By Andreas Hale
Remember that time that Oscar De La Hoya wrote an open letter to the boxing community asking them to boycott a fight between one of the best pound for pound fighters in history and the UFC’s biggest draw?
You know, that letter that suggested the sport of boxing may not recover from Floyd Mayweather vs. Conor McGregor and his interest lies with the future of boxing? It was a Facebook post where the Golden Boy Promotions CEO called out Mayweather and McGregor for allowing money to be the single biggest motivating factor in their fight and called it a “lose-lose” for boxing fans.
I don’t know about you, but boxing seems to have survived this circus. And, whether you liked the circus of Mayweather-McGregor or not, we can all say that it could have been far worse than it was.
But here’s the funny thing: everything that De La Hoya said has gone right out of the window now that the retired 44-year-old said that he had been "secretly training” for a possible comeback fight with McGregor. You know, the same MMA fighter that was involved in the boxing match that De La Hoya asked us to boycott.
"You know I'm competitive," De La Hoya said while on Golden Boy Radio with Tattoo and the Crew. "I still have it in me. I've been secretly training, secretly training. I'm faster than ever and stronger than ever. I know I can take out Conor McGregor in two rounds.
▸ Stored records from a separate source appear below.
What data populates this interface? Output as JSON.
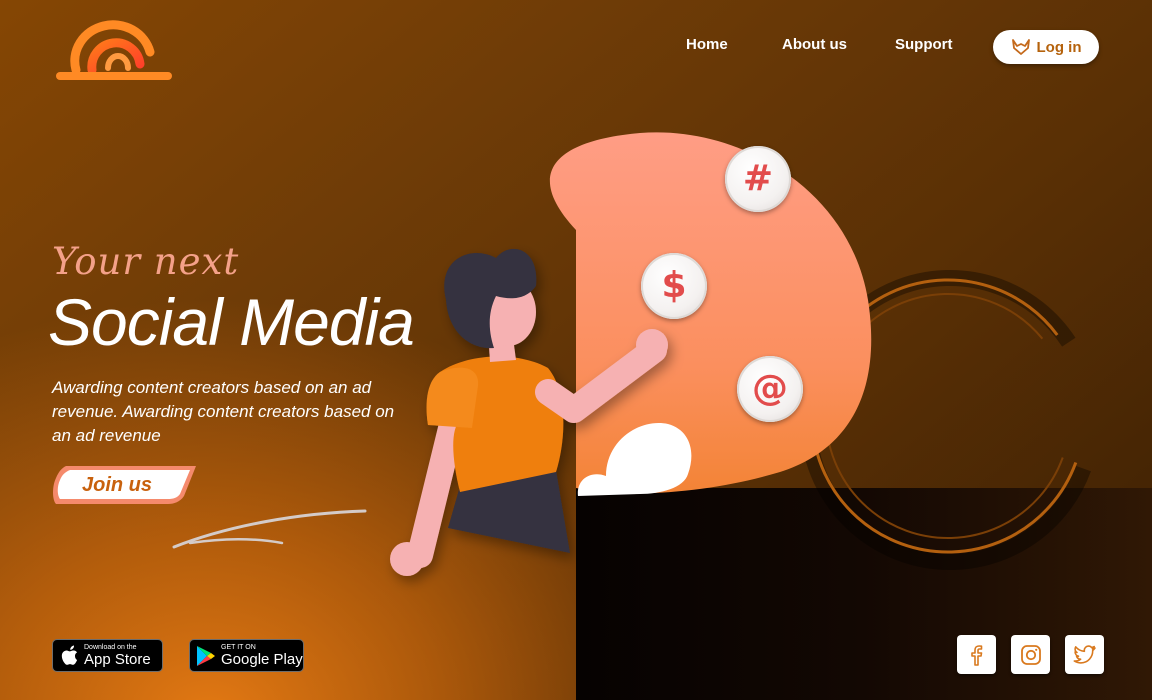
{
  "nav": {
    "items": [
      {
        "label": "Home"
      },
      {
        "label": "About us"
      },
      {
        "label": "Support"
      }
    ],
    "login_label": "Log in"
  },
  "hero": {
    "tagline": "Your next",
    "headline": "Social Media",
    "description": "Awarding content creators based on an ad revenue. Awarding content creators based on an ad revenue",
    "cta_label": "Join us"
  },
  "badges": {
    "app_store": {
      "small": "Download on the",
      "big": "App Store"
    },
    "google_play": {
      "small": "GET IT ON",
      "big": "Google Play"
    }
  },
  "bubbles": {
    "hash": "#",
    "dollar": "$",
    "at": "@"
  },
  "icons": {
    "logo": "sunrise-logo-icon",
    "login": "fox-icon",
    "apple": "apple-icon",
    "play": "google-play-icon",
    "facebook": "facebook-icon",
    "instagram": "instagram-icon",
    "twitter": "twitter-icon"
  },
  "colors": {
    "accent_orange": "#e0790f",
    "peach": "#f4a189",
    "bubble_symbol": "#e24c4c",
    "login_text": "#b5620c"
  }
}
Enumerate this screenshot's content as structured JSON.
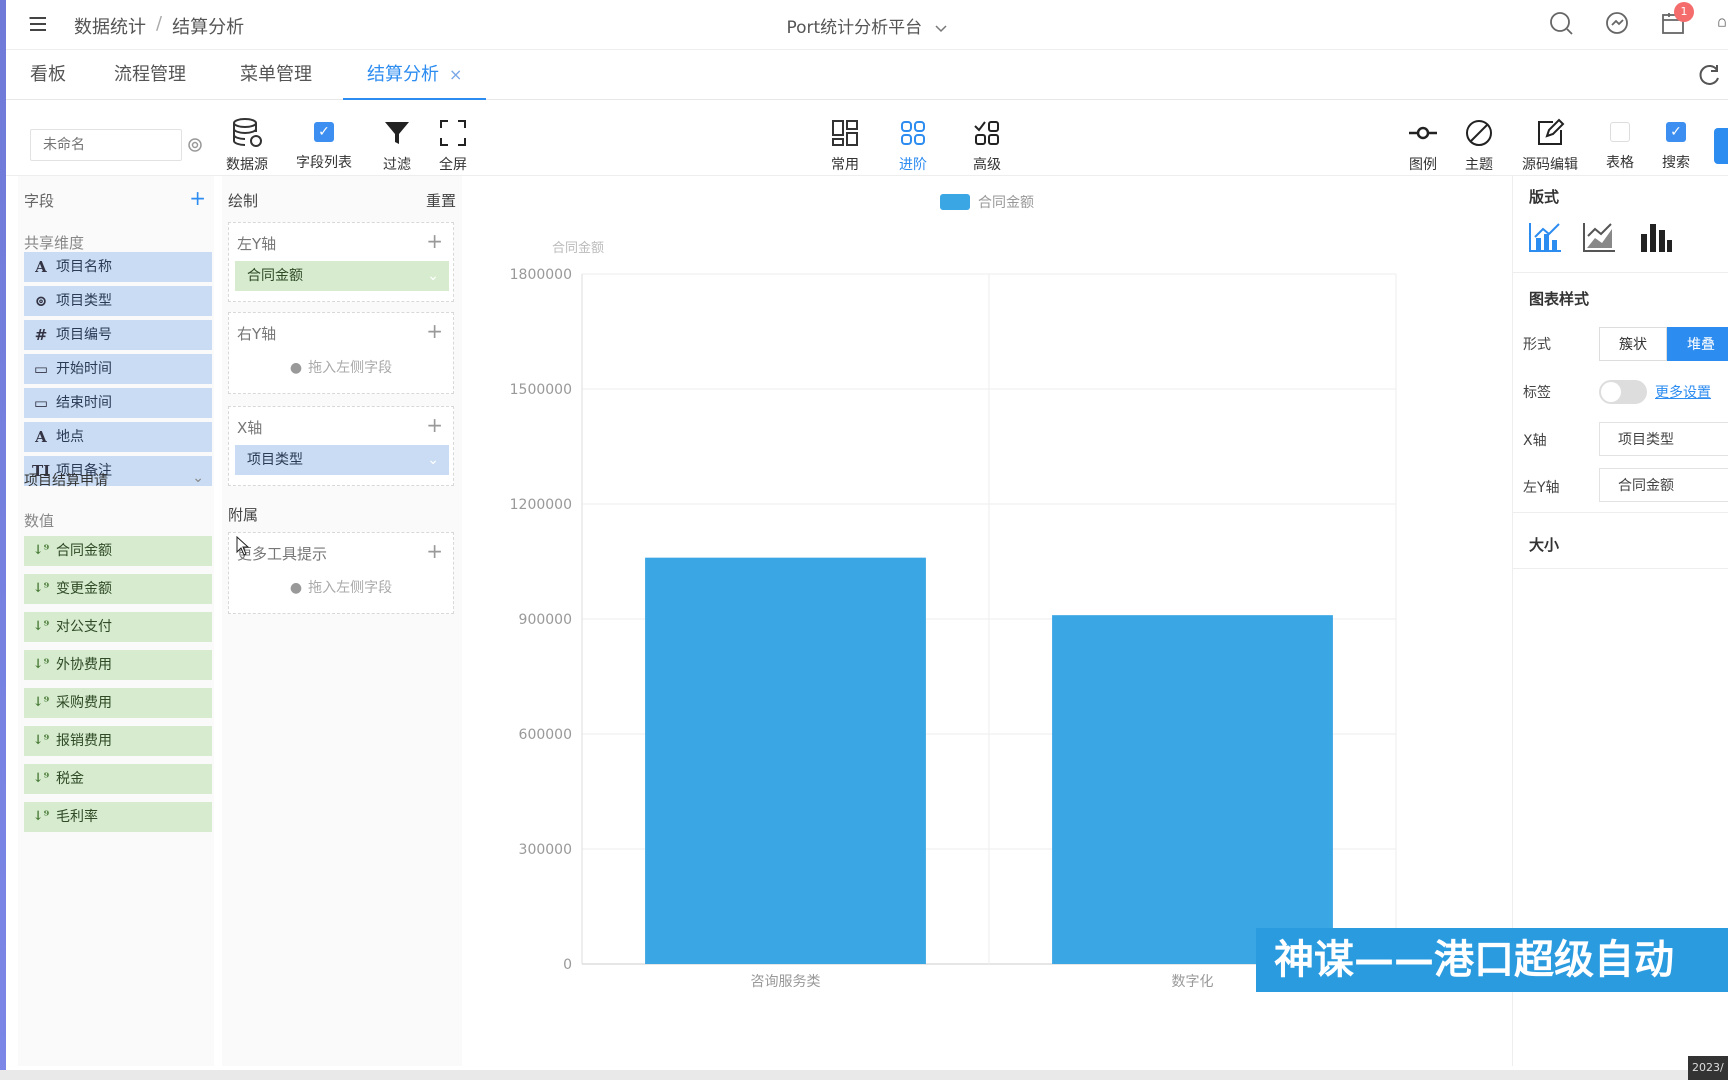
{
  "breadcrumb": {
    "root": "数据统计",
    "sep": "/",
    "current": "结算分析"
  },
  "platform": {
    "name": "Port统计分析平台"
  },
  "header": {
    "notification_count": "1"
  },
  "tabs": [
    {
      "label": "看板"
    },
    {
      "label": "流程管理"
    },
    {
      "label": "菜单管理"
    },
    {
      "label": "结算分析",
      "close": "×"
    }
  ],
  "toolbar": {
    "name_placeholder": "未命名",
    "datasource": "数据源",
    "field_list": "字段列表",
    "filter": "过滤",
    "fullscreen": "全屏",
    "common": "常用",
    "advanced": "进阶",
    "senior": "高级",
    "legend": "图例",
    "theme": "主题",
    "source_edit": "源码编辑",
    "table": "表格",
    "search": "搜索"
  },
  "fields": {
    "title": "字段",
    "plus": "+",
    "shared_dims": "共享维度",
    "dimensions": [
      {
        "icon": "A",
        "label": "项目名称"
      },
      {
        "icon": "⊚",
        "label": "项目类型"
      },
      {
        "icon": "#",
        "label": "项目编号"
      },
      {
        "icon": "▭",
        "label": "开始时间"
      },
      {
        "icon": "▭",
        "label": "结束时间"
      },
      {
        "icon": "A",
        "label": "地点"
      },
      {
        "icon": "TI",
        "label": "项目备注"
      }
    ],
    "table_name": "项目结算申请",
    "table_chevron": "⌄",
    "measures_title": "数值",
    "measures": [
      {
        "icon": "↓⁹",
        "label": "合同金额"
      },
      {
        "icon": "↓⁹",
        "label": "变更金额"
      },
      {
        "icon": "↓⁹",
        "label": "对公支付"
      },
      {
        "icon": "↓⁹",
        "label": "外协费用"
      },
      {
        "icon": "↓⁹",
        "label": "采购费用"
      },
      {
        "icon": "↓⁹",
        "label": "报销费用"
      },
      {
        "icon": "↓⁹",
        "label": "税金"
      },
      {
        "icon": "↓⁹",
        "label": "毛利率"
      }
    ]
  },
  "draw": {
    "title": "绘制",
    "reset": "重置",
    "left_y": "左Y轴",
    "left_y_value": "合同金额",
    "right_y": "右Y轴",
    "drag_hint": "拖入左侧字段",
    "x_axis": "X轴",
    "x_axis_value": "项目类型",
    "extra": "附属",
    "tooltip": "更多工具提示",
    "add": "+",
    "chevron": "⌄",
    "info": "●"
  },
  "chart_data": {
    "type": "bar",
    "categories": [
      "咨询服务类",
      "数字化"
    ],
    "series": [
      {
        "name": "合同金额",
        "values": [
          1060000,
          910000
        ],
        "color": "#3aa6e3"
      }
    ],
    "ylabel": "合同金额",
    "ylim": [
      0,
      1800000
    ],
    "yticks": [
      "0",
      "300000",
      "600000",
      "900000",
      "1200000",
      "1500000",
      "1800000"
    ],
    "legend": "top-center",
    "grid": true
  },
  "right_panel": {
    "layout_title": "版式",
    "style_title": "图表样式",
    "form_label": "形式",
    "form_options": [
      "簇状",
      "堆叠"
    ],
    "form_selected": "堆叠",
    "label_label": "标签",
    "more_settings": "更多设置",
    "x_axis_label": "X轴",
    "x_axis_value": "项目类型",
    "left_y_label": "左Y轴",
    "left_y_value": "合同金额",
    "size_title": "大小"
  },
  "overlay": {
    "caption": "神谋——港口超级自动"
  },
  "clock": {
    "text": "2023/"
  },
  "colors": {
    "accent": "#2d8cf0",
    "bar": "#3aa6e3",
    "dim_field": "#c9dcf3",
    "num_field": "#d7ebcf"
  }
}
I'll come back for that fight. Two rounds. Just one more [fight]. I'm calling him out. Two rounds, that's all I need. That's all I'm going to say. You heard it on Golden Boy Radio. Two rounds, that's all I need.”
But…didn’t he say?
Hypocrisy is what you are reading. Oscar De La Hoya wouldn’t be coming out of retirement because he’s interested in competing against the best that boxing has to offer or to see if he still has “it.” He would be coming back because there was a twinkle in his eyes after watching Mayweather and McGregor rob the bank with their August fight. Regardless of what De La Hoya says, the reason would solely be about the money he could make for something he considers to be easy work. The illusion that McGregor was competitive has left the door open for him to make the bold statement that he could finish the Irishman in two rounds. And now he is using it as a selling point for a fight he has no business lobbying for.
More importantly, all this does is further empower Conor McGregor. The UFC lightweight champion is currently turning WME-IMG (the owners of the UFC) upside down and shaking them out to squeeze every last penny that he can before making a return to the Octagon. Without McGregor the UFC has struggled mightily with their PPV sales and relevance in 2017.
And after WME-IMG shelled out the $4-billion to acquire the UFC, they need to prove that they didn’t purchase a lemon. But without McGregor inside of the Octagon, they have been unable to generate the interest that the company had just a year ago. Meanwhile, McGregor has had boxers wanting to get into the ring with him because they know how much money can be made against a guy with an 0-1 professional record. And now with De La Hoya being the latest to call out McGregor, we are seeing a monster being created. That might be more trouble for the UFC than boxing, but I digress…
De La Hoya trying to land a fight with McGregor reeks of desperation. It’s been nearly ten years since we last saw De La Hoya in a boxing ring when he was mauled by Manny Pacquiao. Nevertheless, he was the biggest draw of his time and a six-division world champion. Could De La Hoya-McGregor do big business? It may do solid numbers but not nearly the magnitude of what Mayweather-McGregor did. That’s not what is important here, however. The 180 by De La Hoya can be viewed as troubling considering the lengths that the former champion went to disparage the fight.
There’s also this idea that De La Hoya is interested in fighting again. The word is that he misses the competition but if that’s what he yearns, a fight with someone who has only had one professional fight isn’t necessarily coming back to test yourself. It’s obvious that this would be a cash grab and everything he accused Floyd Mayweather of doing by accepting a fight with McGregor.
And let’s be clear, this has always been more about Mayweather than McGregor. The feud between the two has carried out through the media for the past decade. De La Hoya never had a problem with McGregor trying his hand at boxing. This has always been about not liking Mayweather and the route he took to a massive payday. The sour taste of losing to Mayweather in 2007 and begrudgingly passing the torch to him has always been a thorn in his side that he hasn’t been able to get over. And the idea that he could knockout McGregor in two rounds is absolutely a shot at Mayweather carrying the Irishman for 10 rounds before stopping him.
Even in retirement, De La Hoya is searching for ways to pay Mayweather back. In the process, he’s become a hypocrite. Fortunately, McGregor has plenty of options and a boxing match with De La Hoya is likely way down on the totem pole.
But in this wacky world of combat sports, you can never say never to anything.